- **Data records**:
━━━━━━━━

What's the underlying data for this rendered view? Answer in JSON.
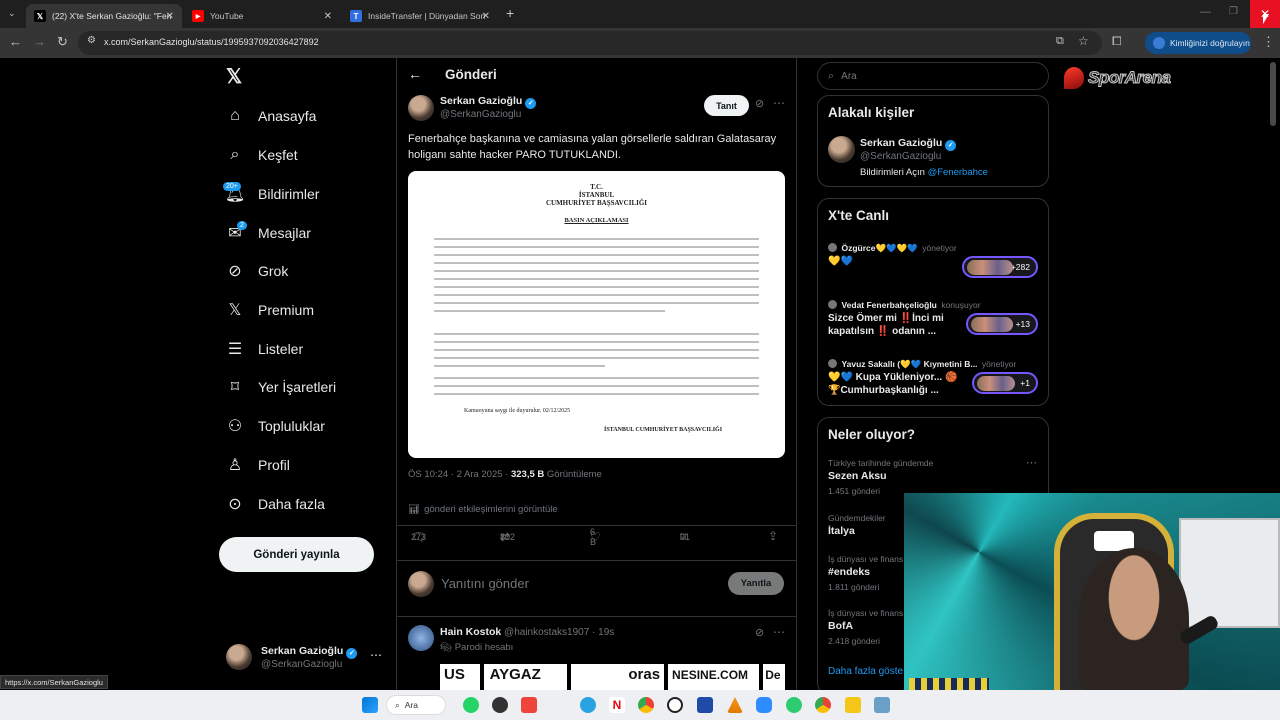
{
  "browser": {
    "tabs": [
      {
        "title": "(22) X'te Serkan Gazioğlu: \"Fen",
        "icon": "x-logo-icon",
        "active": true
      },
      {
        "title": "YouTube",
        "icon": "youtube-icon",
        "active": false
      },
      {
        "title": "InsideTransfer | Dünyadan Son",
        "icon": "insidetransfer-icon",
        "active": false
      }
    ],
    "url": "x.com/SerkanGazioglu/status/1995937092036427892",
    "verify_label": "Kimliğinizi doğrulayın",
    "status_url": "https://x.com/SerkanGazioglu"
  },
  "nav": {
    "items": [
      {
        "label": "Anasayfa",
        "icon": "home-icon"
      },
      {
        "label": "Keşfet",
        "icon": "search-icon"
      },
      {
        "label": "Bildirimler",
        "icon": "bell-icon",
        "badge": "20+"
      },
      {
        "label": "Mesajlar",
        "icon": "mail-icon",
        "badge": "2"
      },
      {
        "label": "Grok",
        "icon": "grok-icon"
      },
      {
        "label": "Premium",
        "icon": "x-logo-icon"
      },
      {
        "label": "Listeler",
        "icon": "list-icon"
      },
      {
        "label": "Yer İşaretleri",
        "icon": "bookmark-icon"
      },
      {
        "label": "Topluluklar",
        "icon": "people-icon"
      },
      {
        "label": "Profil",
        "icon": "person-icon"
      },
      {
        "label": "Daha fazla",
        "icon": "more-circle-icon"
      }
    ],
    "post_button": "Gönderi yayınla",
    "account": {
      "name": "Serkan Gazioğlu",
      "handle": "@SerkanGazioglu"
    }
  },
  "post": {
    "header": "Gönderi",
    "author": {
      "name": "Serkan Gazioğlu",
      "handle": "@SerkanGazioglu"
    },
    "follow_label": "Tanıt",
    "text": "Fenerbahçe başkanına ve camiasına yalan görsellerle saldıran Galatasaray holiganı sahte hacker PARO TUTUKLANDI.",
    "document": {
      "head1": "T.C.",
      "head2": "İSTANBUL",
      "head3": "CUMHURİYET BAŞSAVCILIĞI",
      "subtitle": "BASIN AÇIKLAMASI",
      "closing": "Kamuoyuna saygı ile duyurulur. 02/12/2025",
      "signature": "İSTANBUL CUMHURİYET BAŞSAVCILIĞI"
    },
    "time": "ÖS 10:24 · 2 Ara 2025 · ",
    "views_count": "323,5 B",
    "views_label": " Görüntüleme",
    "engagements": "gönderi etkileşimlerini görüntüle",
    "stats": {
      "replies": "273",
      "reposts": "802",
      "likes": "6 B",
      "bookmarks": "91"
    },
    "reply_placeholder": "Yanıtını gönder",
    "reply_button": "Yanıtla"
  },
  "reply": {
    "name": "Hain Kostok",
    "handle": "@hainkostaks1907 · 19s",
    "tag": "Parodi hesabı",
    "banner_texts": [
      "US",
      "AYGAZ",
      "oras",
      "NESINE.COM",
      "De"
    ]
  },
  "search": {
    "placeholder": "Ara"
  },
  "related": {
    "title": "Alakalı kişiler",
    "name": "Serkan Gazioğlu",
    "handle": "@SerkanGazioglu",
    "bio_prefix": "Bildirimleri Açın ",
    "bio_link": "@Fenerbahce"
  },
  "live": {
    "title": "X'te Canlı",
    "items": [
      {
        "host": "Özgürce💛💙💛💙",
        "role": "yönetiyor",
        "title": "💛💙",
        "count": "+282"
      },
      {
        "host": "Vedat Fenerbahçelioğlu",
        "role": "konuşuyor",
        "title": "Sizce Ömer mi ‼️İnci mi kapatılsın ‼️ odanın ...",
        "count": "+13"
      },
      {
        "host": "Yavuz Sakallı (💛💙 Kıymetini B...",
        "role": "yönetiyor",
        "title": "💛💙 Kupa Yükleniyor... 🏀 🏆Cumhurbaşkanlığı ...",
        "count": "+1"
      }
    ]
  },
  "trends": {
    "title": "Neler oluyor?",
    "items": [
      {
        "category": "Türkiye tarihinde gündemde",
        "name": "Sezen Aksu",
        "count": "1.451 gönderi"
      },
      {
        "category": "Gündemdekiler",
        "name": "İtalya",
        "count": ""
      },
      {
        "category": "İş dünyası ve finans",
        "name": "#endeks",
        "count": "1.811 gönderi"
      },
      {
        "category": "İş dünyası ve finans",
        "name": "BofA",
        "count": "2.418 gönderi"
      }
    ],
    "more": "Daha fazla göste"
  },
  "brand_logo_text": "SporArena",
  "taskbar": {
    "search": "Ara"
  }
}
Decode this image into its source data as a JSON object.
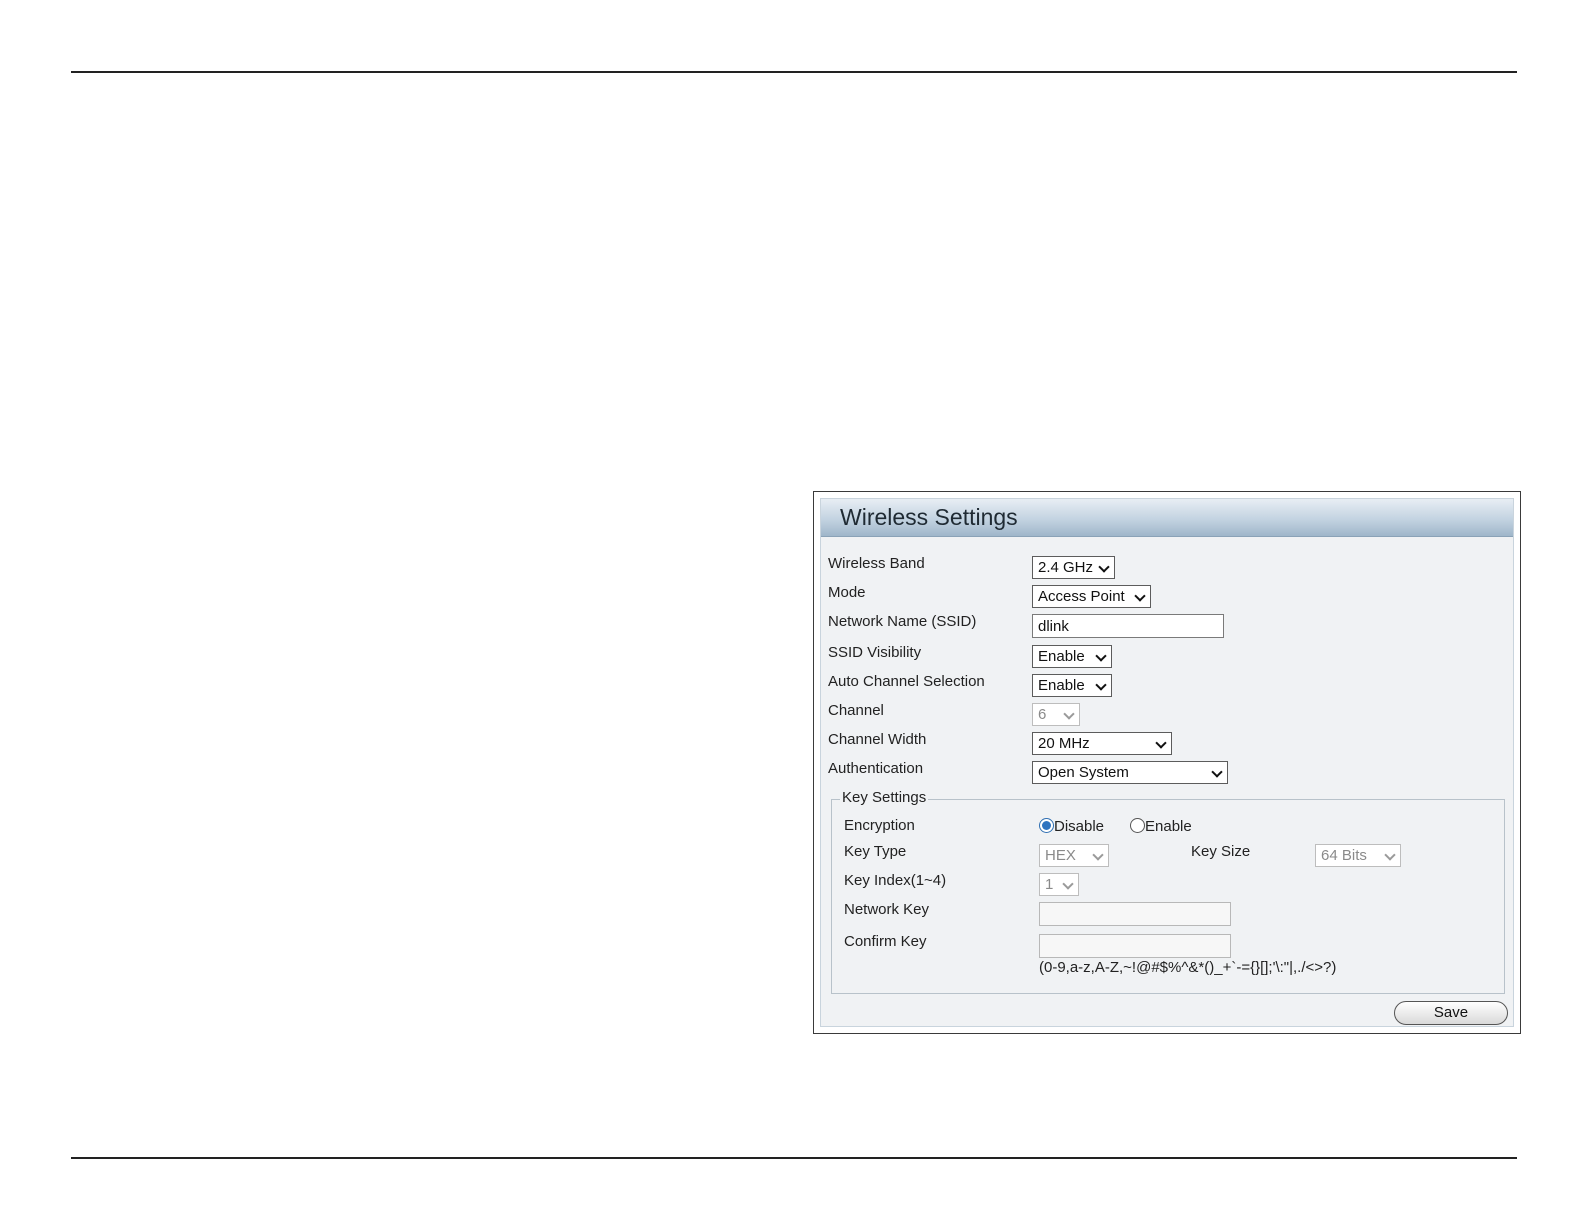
{
  "panel": {
    "title": "Wireless Settings",
    "fields": {
      "wireless_band": {
        "label": "Wireless Band",
        "value": "2.4 GHz"
      },
      "mode": {
        "label": "Mode",
        "value": "Access Point"
      },
      "ssid": {
        "label": "Network Name (SSID)",
        "value": "dlink"
      },
      "ssid_visibility": {
        "label": "SSID Visibility",
        "value": "Enable"
      },
      "auto_channel": {
        "label": "Auto Channel Selection",
        "value": "Enable"
      },
      "channel": {
        "label": "Channel",
        "value": "6"
      },
      "channel_width": {
        "label": "Channel Width",
        "value": "20 MHz"
      },
      "authentication": {
        "label": "Authentication",
        "value": "Open System"
      }
    },
    "key_settings": {
      "legend": "Key Settings",
      "encryption": {
        "label": "Encryption",
        "options": [
          "Disable",
          "Enable"
        ],
        "selected": "Disable"
      },
      "key_type": {
        "label": "Key Type",
        "value": "HEX"
      },
      "key_size": {
        "label": "Key Size",
        "value": "64 Bits"
      },
      "key_index": {
        "label": "Key Index(1~4)",
        "value": "1"
      },
      "network_key": {
        "label": "Network Key",
        "value": ""
      },
      "confirm_key": {
        "label": "Confirm Key",
        "value": ""
      },
      "allowed_chars": "(0-9,a-z,A-Z,~!@#$%^&*()_+`-={}[];'\\:\"|,./<>?)"
    },
    "save_label": "Save"
  }
}
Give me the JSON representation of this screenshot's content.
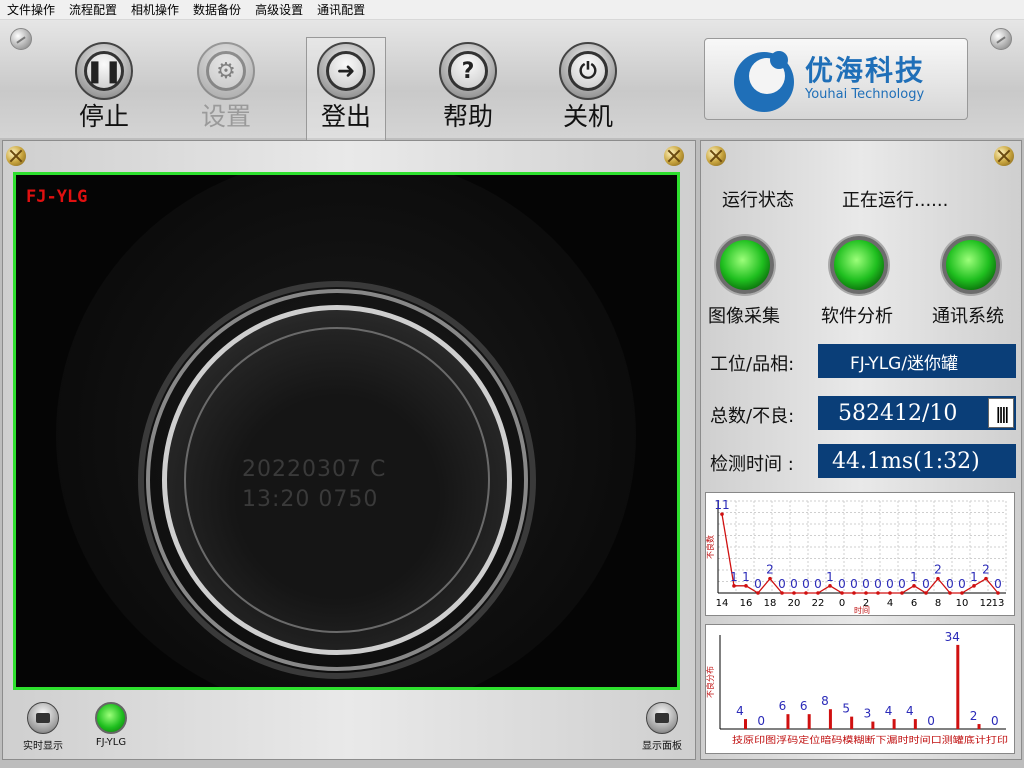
{
  "menu": [
    "文件操作",
    "流程配置",
    "相机操作",
    "数据备份",
    "高级设置",
    "通讯配置"
  ],
  "toolbar": {
    "stop_label": "停止",
    "settings_label": "设置",
    "logout_label": "登出",
    "help_label": "帮助",
    "shutdown_label": "关机"
  },
  "logo": {
    "cn": "优海科技",
    "en": "Youhai Technology"
  },
  "viewport": {
    "label": "FJ-YLG",
    "stamp_line1": "20220307 C",
    "stamp_line2": "13:20  0750"
  },
  "status": {
    "run_label": "运行状态",
    "run_value": "正在运行......",
    "indicators": [
      "图像采集",
      "软件分析",
      "通讯系统"
    ]
  },
  "fields": {
    "station_label": "工位/品相:",
    "station_value": "FJ-YLG/迷你罐",
    "total_label": "总数/不良:",
    "total_value": "582412/10",
    "time_label": "检测时间 :",
    "time_value": "44.1ms(1:32)"
  },
  "chart_data": [
    {
      "type": "line",
      "ylabel": "不良数",
      "xlabel": "时间",
      "x": [
        "14",
        "15",
        "16",
        "17",
        "18",
        "19",
        "20",
        "21",
        "22",
        "23",
        "0",
        "1",
        "2",
        "3",
        "4",
        "5",
        "6",
        "7",
        "8",
        "9",
        "10",
        "11",
        "12",
        "13"
      ],
      "tick_labels": [
        "14",
        "16",
        "18",
        "20",
        "22",
        "0",
        "2",
        "4",
        "6",
        "8",
        "10",
        "12",
        "13"
      ],
      "values": [
        11,
        1,
        1,
        0,
        2,
        0,
        0,
        0,
        0,
        1,
        0,
        0,
        0,
        0,
        0,
        0,
        1,
        0,
        2,
        0,
        0,
        1,
        2,
        0
      ]
    },
    {
      "type": "bar",
      "ylabel": "不良分布",
      "categories": [
        "技原",
        "印图",
        "浮码",
        "定位",
        "暗码",
        "模糊",
        "断下",
        "漏时",
        "时间",
        "口测",
        "罐底",
        "计打",
        "印"
      ],
      "category_strip": "技原印图浮码定位暗码模糊断下漏时时间口测罐底计打印",
      "values": [
        4,
        0,
        6,
        6,
        8,
        5,
        3,
        4,
        4,
        0,
        34,
        2,
        0
      ]
    }
  ],
  "bottom": {
    "realtime_label": "实时显示",
    "cam_label": "FJ-YLG",
    "panel_label": "显示面板"
  }
}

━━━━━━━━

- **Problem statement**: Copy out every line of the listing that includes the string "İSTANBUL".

- **Expected answer**:
      "head2": "İSTANBUL",
      "signature": "İSTANBUL CUMHURİYET BAŞSAVCILIĞI"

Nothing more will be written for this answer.